Coinciding with Labour Day, Alberta’s minimum wage has risen to $10.20 an hour.
It’s a $0.25 increase that amounts to $37 dollars a week.
But despite the $0.25 cent boost, the Calgary Labour Council says the new higher wage isn’t much to cheer about. An anti-poverty group claims Calgarians need to earn $17.29 cents an hour in order to make a living wage. That’s based on a national formula that calculates the cost of living in one of Canada’s most expensive cities.
“It would be great if the Alberta government embraced a living wage policy where people could actually make ends meet, because ultimately they will be accessing social services if they are making minimum wage.” Says Alex Shevalier, President of the Calgary Labour Council.
“Do we want to pay on the front end or the back end, because either way we’re going to pay.”

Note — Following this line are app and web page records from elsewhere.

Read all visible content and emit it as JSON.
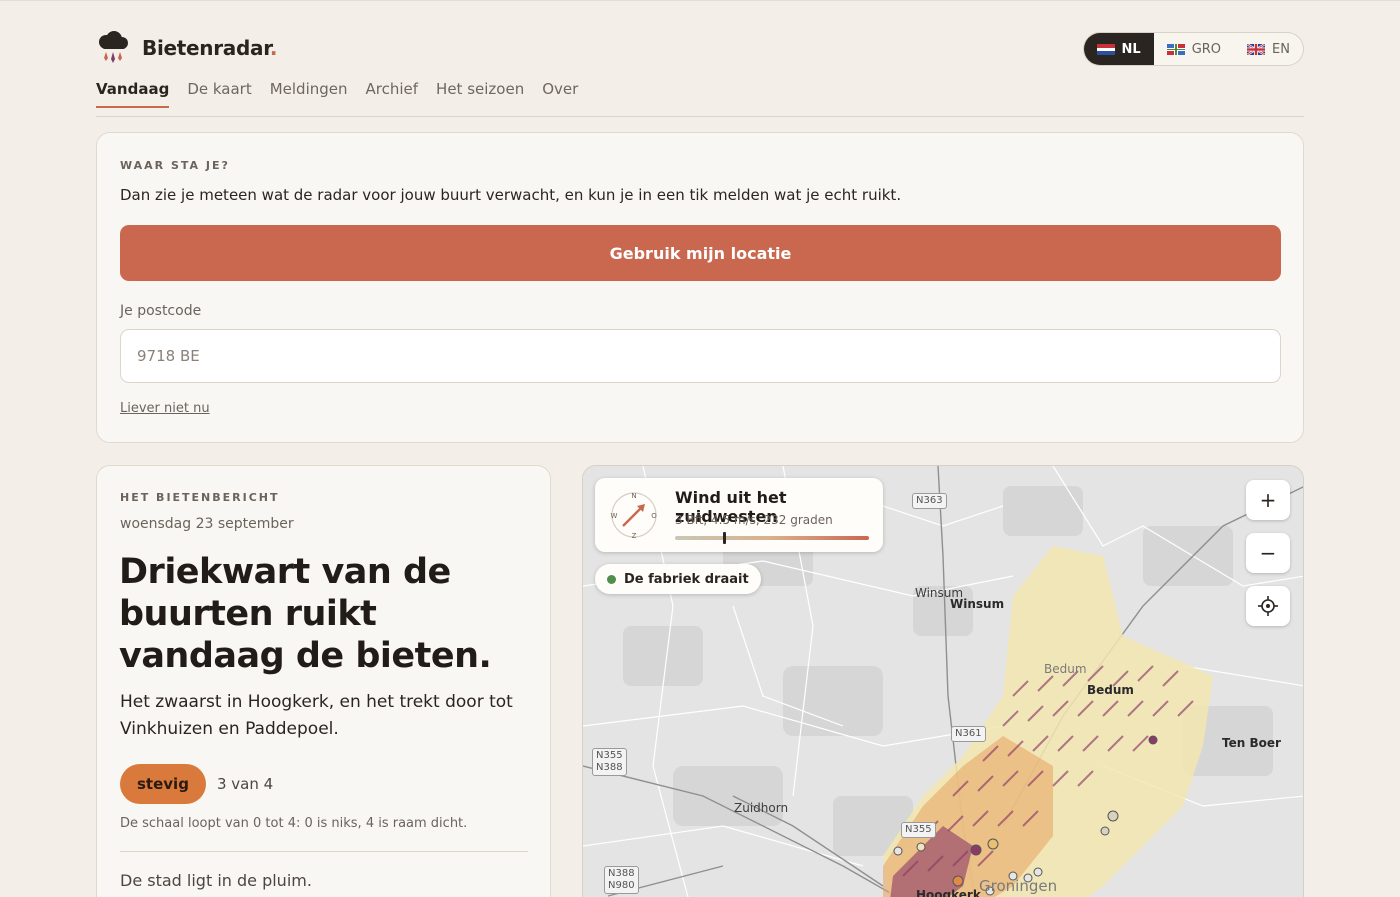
{
  "brand": {
    "name": "Bietenradar",
    "dot": ".",
    "logo_icon": "cloud-drops-icon"
  },
  "languages": [
    {
      "code": "NL",
      "active": true,
      "flag": "nl-flag-icon"
    },
    {
      "code": "GRO",
      "active": false,
      "flag": "groningen-flag-icon"
    },
    {
      "code": "EN",
      "active": false,
      "flag": "uk-flag-icon"
    }
  ],
  "nav": {
    "tabs": [
      {
        "label": "Vandaag",
        "active": true
      },
      {
        "label": "De kaart",
        "active": false
      },
      {
        "label": "Meldingen",
        "active": false
      },
      {
        "label": "Archief",
        "active": false
      },
      {
        "label": "Het seizoen",
        "active": false
      },
      {
        "label": "Over",
        "active": false
      }
    ]
  },
  "location": {
    "eyebrow": "WAAR STA JE?",
    "description": "Dan zie je meteen wat de radar voor jouw buurt verwacht, en kun je in een tik melden wat je echt ruikt.",
    "use_location_label": "Gebruik mijn locatie",
    "postcode_label": "Je postcode",
    "postcode_placeholder": "9718 BE",
    "later_link": "Liever niet nu"
  },
  "report": {
    "eyebrow": "HET BIETENBERICHT",
    "date": "woensdag 23 september",
    "headline": "Driekwart van de buurten ruikt vandaag de bieten.",
    "summary": "Het zwaarst in Hoogkerk, en het trekt door tot Vinkhuizen en Paddepoel.",
    "level_label": "stevig",
    "level_count": "3 van 4",
    "level_value": 3,
    "level_max": 4,
    "scale_note": "De schaal loopt van 0 tot 4: 0 is niks, 4 is raam dicht.",
    "plume_line": "De stad ligt in de pluim."
  },
  "map": {
    "wind": {
      "title": "Wind uit het zuidwesten",
      "subtitle": "3 Bft, 4.5 m/s, 232 graden",
      "bft": 3,
      "compass": {
        "n": "N",
        "o": "O",
        "z": "Z",
        "w": "W"
      }
    },
    "factory_status": "De fabriek draait",
    "controls": {
      "zoom_in": "+",
      "zoom_out": "−"
    },
    "places": {
      "winsum_base": "Winsum",
      "winsum": "Winsum",
      "bedum_base": "Bedum",
      "bedum": "Bedum",
      "ten_boer": "Ten Boer",
      "zuidhorn": "Zuidhorn",
      "groningen": "Groningen",
      "hoogkerk": "Hoogkerk"
    },
    "roads": {
      "n363": "N363",
      "n361": "N361",
      "n355_n388": [
        "N355",
        "N388"
      ],
      "n355": "N355",
      "n388_n980": [
        "N388",
        "N980"
      ]
    },
    "colors": {
      "plume_light": "#f3e6b0",
      "plume_mid": "#e8a25f",
      "plume_dark": "#8c3a68",
      "accent": "#c9674f"
    }
  }
}
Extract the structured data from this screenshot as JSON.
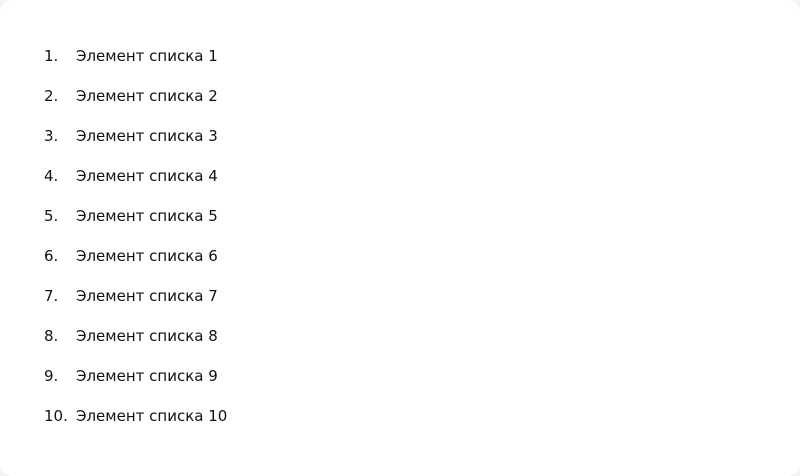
{
  "list": {
    "items": [
      {
        "number": "1.",
        "label": "Элемент списка 1"
      },
      {
        "number": "2.",
        "label": "Элемент списка 2"
      },
      {
        "number": "3.",
        "label": "Элемент списка 3"
      },
      {
        "number": "4.",
        "label": "Элемент списка 4"
      },
      {
        "number": "5.",
        "label": "Элемент списка 5"
      },
      {
        "number": "6.",
        "label": "Элемент списка 6"
      },
      {
        "number": "7.",
        "label": "Элемент списка 7"
      },
      {
        "number": "8.",
        "label": "Элемент списка 8"
      },
      {
        "number": "9.",
        "label": "Элемент списка 9"
      },
      {
        "number": "10.",
        "label": "Элемент списка 10"
      }
    ]
  }
}
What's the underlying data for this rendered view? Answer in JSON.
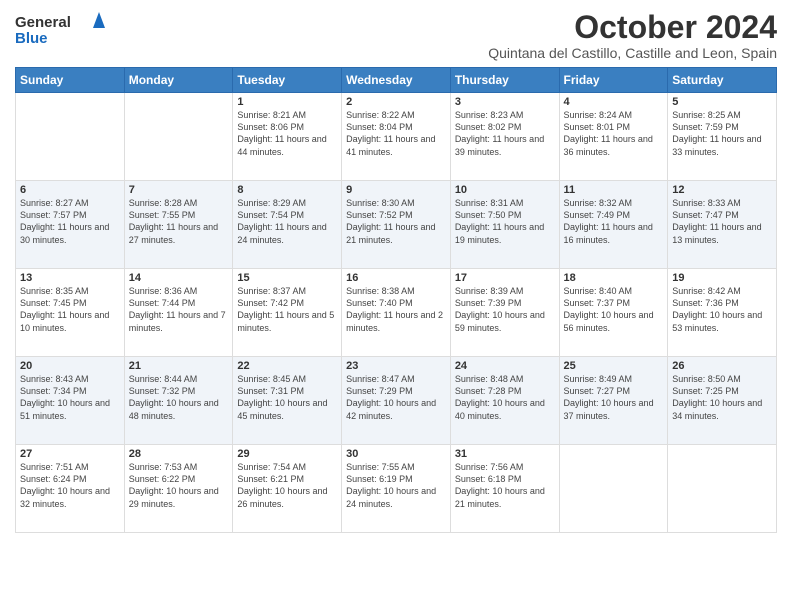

Only 25 thousand Albertans actually earn the minimum wage. That’s only 2 per cent of the work force and the lowest number in Canada. But advocates say many of those workers are women, who are already struggling to make ends meet.
“Women are running into a lot more challenges because of wage inequality. [There are] huge costs for child care for many families and so they’re the ones that are holding the burden of it and we need to support these women and families. ” explains Julie Hrdlicka of Public Interest Alberta.
“Calgary is a great city to live in, but it certainly isn’t when you’re poor”
Small businesses in this province say it’s a challenge to find workers and claim the increased minimum wage affects their bottom line.
“If you take the small increase, but times it by the number of hours, times it by the number of employees in a business, then those costs can really add up.” Says Richard Truscott from the Canadian Federation of Small Businesses.
“Any time governments increase the floor in wages, or increase other payroll costs that can really have an impact on small business, there’s no question about it.”
Alberta’s previous minimum wage had been $9.95 an hour, which was the lowest in the country. The minimum wage for liquor servers has also increased, from $9.05 to $9.20 an hour.
Nunavut and Ontario have the highest minimum wage, at $11 an hour.